What is required:
Go through the entries below and copy each line that holds the word "instellingen".

(Records from a dataset)

------------------------------------

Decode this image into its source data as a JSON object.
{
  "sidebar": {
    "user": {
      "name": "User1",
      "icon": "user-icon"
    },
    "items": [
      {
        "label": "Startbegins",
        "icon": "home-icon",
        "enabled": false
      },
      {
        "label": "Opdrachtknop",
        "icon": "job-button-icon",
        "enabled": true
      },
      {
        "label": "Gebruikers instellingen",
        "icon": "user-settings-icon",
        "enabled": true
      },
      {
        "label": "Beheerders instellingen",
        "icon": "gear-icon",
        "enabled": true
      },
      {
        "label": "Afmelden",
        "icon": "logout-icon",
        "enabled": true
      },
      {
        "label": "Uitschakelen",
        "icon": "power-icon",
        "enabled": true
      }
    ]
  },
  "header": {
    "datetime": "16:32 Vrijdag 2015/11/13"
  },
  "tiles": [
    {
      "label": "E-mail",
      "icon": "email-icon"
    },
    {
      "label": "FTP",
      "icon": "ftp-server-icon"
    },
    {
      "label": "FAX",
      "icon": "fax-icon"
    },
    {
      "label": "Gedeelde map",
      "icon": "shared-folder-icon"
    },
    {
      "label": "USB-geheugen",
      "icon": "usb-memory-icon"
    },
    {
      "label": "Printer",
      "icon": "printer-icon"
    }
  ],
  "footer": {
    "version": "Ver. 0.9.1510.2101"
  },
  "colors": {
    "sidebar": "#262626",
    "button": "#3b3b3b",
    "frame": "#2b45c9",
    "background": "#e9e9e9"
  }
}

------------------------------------

Reply to the exercise:
        "label": "Gebruikers instellingen",
        "label": "Beheerders instellingen",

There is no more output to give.